They also give recommendations on navigating available information, including the constantly updated list of OB-GYN Programs’ social media accounts. Applicants can use these lists to follow Programs of particular interest to tease out if the Program’s culture and social media brand is a good ‘fit’ prior to ranking. This new collation of information pressures Programs to create and manage an authentic and informative web presence. Programs sharing unique offerings, wellness initiatives, educational activities, Resident/ Faculty spotlights and testimonials, and other intimate details undeniably create stronger relationships with their applicants. Those without social media presence are likely to lose applicants to these programs given, as R. Nicholas Carleton (2016) eloquently states, “the first thing that could be feared would be the perceived absence of information.”
The competitive nature within the GME community, coupled with human behavior theory and the evolving social media industry, will drive more and more innovation to share information and develop relationships virtually. Applicants recognize the opportunities social media presents to them for information gathering, and there is no going back. Even if next year's in-person interview days and visiting rotations resume, social media will likely remain a primary resource for applicants. As such, Programs must continue down the path of innovative social media management.
Brendan Murphy (2020) “How social media can aid medical residency program searches” https://www.ama-assn.org/residents-students/residency/how-social-media-can-aid-medical- residency-program-searches
Dr. Liz Southworth & Dr. Sarah Santiago (2020) “SoMe for Residency: How to utilize Social Media during the 2021 application cycle” https://www.apgo.org/wpcontent/ uploads/2020/06/Hammoud_APGO-Student-Webinar_FINAL1.pdf
Madeline Sterling, MD, MPH, Fellow, Peggy Leung, MD, Resident, Drew Wright, MS, MLS, Librarian, and Tara F. Bishop, MD, MPH, Associate Professor (2018) “The Use of Social Media in Graduate Medical Education: A Systematic Review” PMID: 28225466 https:// www.ncbi.nlm.nih.gov/pmc/articles/PMC5487290/#R26
Multiple Authors (2018) “2018-19 OB-GYN Residency Applicant Spreadsheet” https:// docs.google.com/spreadsheets/ d/1uU309kS6g3cwoEwF0GkODsSVSd3yBX4hm7ZTjcTc_f8/edit#gid=1787109254

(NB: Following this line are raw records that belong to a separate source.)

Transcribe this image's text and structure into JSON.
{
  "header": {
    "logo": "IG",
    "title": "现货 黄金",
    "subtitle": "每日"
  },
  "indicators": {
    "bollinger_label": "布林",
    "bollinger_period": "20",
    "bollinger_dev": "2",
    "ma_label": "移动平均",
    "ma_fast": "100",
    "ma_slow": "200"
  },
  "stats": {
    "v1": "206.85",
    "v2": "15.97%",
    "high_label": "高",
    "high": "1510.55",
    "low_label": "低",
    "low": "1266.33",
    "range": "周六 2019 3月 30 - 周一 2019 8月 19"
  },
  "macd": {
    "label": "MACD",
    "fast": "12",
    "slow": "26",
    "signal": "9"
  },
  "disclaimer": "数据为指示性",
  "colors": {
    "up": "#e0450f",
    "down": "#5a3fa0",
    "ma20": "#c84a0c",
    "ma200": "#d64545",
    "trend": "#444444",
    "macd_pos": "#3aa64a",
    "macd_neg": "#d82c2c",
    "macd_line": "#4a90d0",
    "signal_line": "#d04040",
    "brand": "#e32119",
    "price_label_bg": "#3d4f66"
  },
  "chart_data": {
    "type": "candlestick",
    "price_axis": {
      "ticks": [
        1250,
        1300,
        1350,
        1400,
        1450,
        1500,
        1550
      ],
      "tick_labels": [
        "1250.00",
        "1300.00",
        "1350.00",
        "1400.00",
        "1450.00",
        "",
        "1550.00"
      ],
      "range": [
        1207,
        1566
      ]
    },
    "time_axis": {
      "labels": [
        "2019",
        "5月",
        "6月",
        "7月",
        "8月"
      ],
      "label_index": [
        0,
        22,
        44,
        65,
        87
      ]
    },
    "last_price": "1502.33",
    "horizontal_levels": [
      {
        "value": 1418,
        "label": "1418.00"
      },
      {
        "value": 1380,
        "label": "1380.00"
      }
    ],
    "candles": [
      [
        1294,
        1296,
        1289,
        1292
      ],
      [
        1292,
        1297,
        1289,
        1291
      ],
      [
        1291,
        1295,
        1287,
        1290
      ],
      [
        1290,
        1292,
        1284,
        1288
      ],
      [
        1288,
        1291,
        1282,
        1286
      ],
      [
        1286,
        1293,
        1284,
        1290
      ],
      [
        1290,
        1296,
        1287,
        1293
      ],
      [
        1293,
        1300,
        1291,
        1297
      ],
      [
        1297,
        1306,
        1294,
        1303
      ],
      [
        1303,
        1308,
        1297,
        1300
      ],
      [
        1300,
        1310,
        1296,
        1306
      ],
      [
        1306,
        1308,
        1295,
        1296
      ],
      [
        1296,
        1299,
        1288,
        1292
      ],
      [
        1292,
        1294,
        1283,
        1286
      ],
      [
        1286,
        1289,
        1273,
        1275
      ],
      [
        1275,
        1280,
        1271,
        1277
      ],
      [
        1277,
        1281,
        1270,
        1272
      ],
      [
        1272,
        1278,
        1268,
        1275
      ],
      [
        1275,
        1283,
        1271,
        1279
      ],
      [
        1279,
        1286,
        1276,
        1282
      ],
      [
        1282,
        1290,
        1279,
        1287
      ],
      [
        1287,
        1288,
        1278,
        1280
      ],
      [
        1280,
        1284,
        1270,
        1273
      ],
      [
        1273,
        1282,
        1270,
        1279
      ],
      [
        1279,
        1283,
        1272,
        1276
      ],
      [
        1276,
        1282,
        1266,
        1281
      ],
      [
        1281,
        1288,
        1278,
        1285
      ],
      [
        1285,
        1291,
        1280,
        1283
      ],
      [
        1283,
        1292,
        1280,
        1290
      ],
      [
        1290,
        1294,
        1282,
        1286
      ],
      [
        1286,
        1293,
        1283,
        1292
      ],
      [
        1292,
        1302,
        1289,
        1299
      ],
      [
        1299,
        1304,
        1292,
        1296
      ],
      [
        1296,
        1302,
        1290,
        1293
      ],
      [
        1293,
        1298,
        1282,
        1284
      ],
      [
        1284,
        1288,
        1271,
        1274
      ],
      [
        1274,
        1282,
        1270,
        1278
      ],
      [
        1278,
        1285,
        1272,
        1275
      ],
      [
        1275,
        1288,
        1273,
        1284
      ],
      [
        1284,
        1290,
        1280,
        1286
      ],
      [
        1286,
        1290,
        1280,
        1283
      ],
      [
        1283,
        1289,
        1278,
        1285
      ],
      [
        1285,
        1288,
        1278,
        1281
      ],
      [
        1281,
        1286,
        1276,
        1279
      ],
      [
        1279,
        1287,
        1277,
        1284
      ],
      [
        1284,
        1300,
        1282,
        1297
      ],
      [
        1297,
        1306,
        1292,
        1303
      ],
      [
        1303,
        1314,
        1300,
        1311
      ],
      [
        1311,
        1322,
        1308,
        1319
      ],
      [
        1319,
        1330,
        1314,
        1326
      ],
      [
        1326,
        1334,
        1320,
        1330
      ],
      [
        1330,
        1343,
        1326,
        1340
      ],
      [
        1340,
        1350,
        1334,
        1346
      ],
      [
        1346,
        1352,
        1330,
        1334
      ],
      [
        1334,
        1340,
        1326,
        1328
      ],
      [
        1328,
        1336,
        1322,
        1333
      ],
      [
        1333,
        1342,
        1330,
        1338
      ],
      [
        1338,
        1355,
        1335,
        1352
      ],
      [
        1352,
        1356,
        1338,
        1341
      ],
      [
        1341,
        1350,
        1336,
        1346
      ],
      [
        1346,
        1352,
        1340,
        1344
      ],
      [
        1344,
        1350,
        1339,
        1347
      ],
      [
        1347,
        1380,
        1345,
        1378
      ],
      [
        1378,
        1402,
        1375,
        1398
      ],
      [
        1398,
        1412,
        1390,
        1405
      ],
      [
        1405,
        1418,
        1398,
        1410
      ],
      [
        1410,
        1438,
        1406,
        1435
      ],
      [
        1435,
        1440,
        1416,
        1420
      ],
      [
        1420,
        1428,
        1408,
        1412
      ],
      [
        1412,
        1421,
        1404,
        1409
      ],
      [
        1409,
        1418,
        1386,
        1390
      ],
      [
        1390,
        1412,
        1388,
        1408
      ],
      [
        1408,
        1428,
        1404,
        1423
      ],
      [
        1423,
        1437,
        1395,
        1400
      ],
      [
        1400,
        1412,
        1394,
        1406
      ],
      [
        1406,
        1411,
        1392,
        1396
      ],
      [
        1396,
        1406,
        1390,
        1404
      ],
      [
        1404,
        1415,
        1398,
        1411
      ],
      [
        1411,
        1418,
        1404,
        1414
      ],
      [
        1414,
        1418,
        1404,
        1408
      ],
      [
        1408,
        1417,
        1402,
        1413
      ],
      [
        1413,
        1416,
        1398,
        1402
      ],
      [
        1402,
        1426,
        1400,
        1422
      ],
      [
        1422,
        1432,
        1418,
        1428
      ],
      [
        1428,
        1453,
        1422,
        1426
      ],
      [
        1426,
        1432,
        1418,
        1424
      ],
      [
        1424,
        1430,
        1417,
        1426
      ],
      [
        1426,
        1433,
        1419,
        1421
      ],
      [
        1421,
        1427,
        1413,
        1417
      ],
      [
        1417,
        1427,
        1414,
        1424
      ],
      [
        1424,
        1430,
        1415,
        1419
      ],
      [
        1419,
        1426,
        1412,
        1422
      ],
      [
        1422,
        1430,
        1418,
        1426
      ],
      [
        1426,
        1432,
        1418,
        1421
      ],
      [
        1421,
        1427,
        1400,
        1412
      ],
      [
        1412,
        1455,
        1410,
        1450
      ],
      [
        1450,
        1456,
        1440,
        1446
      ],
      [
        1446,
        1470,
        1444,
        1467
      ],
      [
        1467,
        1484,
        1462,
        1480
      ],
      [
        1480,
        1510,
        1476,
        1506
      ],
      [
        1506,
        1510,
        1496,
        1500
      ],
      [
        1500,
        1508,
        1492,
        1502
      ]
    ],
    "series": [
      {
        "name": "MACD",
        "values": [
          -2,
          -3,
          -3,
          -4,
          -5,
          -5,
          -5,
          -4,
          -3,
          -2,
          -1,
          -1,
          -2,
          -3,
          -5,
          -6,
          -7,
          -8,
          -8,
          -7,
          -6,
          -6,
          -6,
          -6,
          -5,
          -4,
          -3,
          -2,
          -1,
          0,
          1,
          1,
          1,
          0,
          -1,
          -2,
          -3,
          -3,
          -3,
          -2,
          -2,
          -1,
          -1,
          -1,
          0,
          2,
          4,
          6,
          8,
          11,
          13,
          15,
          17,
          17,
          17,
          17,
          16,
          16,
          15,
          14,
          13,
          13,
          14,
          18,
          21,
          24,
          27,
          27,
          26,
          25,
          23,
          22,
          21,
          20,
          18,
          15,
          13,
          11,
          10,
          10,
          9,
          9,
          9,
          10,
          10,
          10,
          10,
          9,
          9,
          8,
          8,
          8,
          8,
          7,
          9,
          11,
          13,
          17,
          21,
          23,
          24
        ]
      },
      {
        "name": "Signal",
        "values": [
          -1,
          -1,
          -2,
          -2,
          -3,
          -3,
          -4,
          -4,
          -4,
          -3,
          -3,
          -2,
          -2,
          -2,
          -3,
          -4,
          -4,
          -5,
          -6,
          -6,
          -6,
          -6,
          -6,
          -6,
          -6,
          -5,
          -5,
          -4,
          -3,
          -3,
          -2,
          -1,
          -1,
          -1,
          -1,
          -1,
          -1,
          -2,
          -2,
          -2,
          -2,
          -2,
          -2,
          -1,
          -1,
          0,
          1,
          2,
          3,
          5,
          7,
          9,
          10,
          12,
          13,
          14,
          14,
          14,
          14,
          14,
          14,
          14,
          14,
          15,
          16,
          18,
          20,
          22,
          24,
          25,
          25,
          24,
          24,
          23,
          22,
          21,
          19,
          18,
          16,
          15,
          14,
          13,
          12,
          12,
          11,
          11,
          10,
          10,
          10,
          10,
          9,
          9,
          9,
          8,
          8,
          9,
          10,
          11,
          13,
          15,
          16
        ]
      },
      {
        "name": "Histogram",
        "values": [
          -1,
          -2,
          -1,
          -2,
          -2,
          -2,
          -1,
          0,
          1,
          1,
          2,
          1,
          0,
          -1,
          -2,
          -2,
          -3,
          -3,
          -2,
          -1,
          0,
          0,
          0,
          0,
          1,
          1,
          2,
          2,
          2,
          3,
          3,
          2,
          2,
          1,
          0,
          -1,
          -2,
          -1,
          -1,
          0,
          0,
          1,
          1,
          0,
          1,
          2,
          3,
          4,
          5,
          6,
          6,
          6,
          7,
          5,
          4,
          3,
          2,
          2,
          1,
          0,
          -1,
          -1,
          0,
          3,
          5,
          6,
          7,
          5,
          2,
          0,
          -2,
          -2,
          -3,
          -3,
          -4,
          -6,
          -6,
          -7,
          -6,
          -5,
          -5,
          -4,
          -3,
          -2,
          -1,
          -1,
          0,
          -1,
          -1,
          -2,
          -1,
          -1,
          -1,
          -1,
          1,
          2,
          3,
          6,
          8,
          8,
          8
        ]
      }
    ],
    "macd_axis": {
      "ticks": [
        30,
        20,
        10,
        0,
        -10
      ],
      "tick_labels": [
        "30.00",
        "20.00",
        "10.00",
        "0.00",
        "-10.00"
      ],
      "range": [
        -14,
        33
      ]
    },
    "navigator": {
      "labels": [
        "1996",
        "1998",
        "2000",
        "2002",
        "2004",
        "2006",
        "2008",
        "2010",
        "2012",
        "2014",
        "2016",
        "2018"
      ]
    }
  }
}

R. Nicholas Carleton (2016) “Fear of the Unknown: One Fear to Rule Them All?” Journal of Anxiety Disorders, 41:5-21. Accessed: https://www.sciencedirect.com/science/article/pii/ S0887618516300469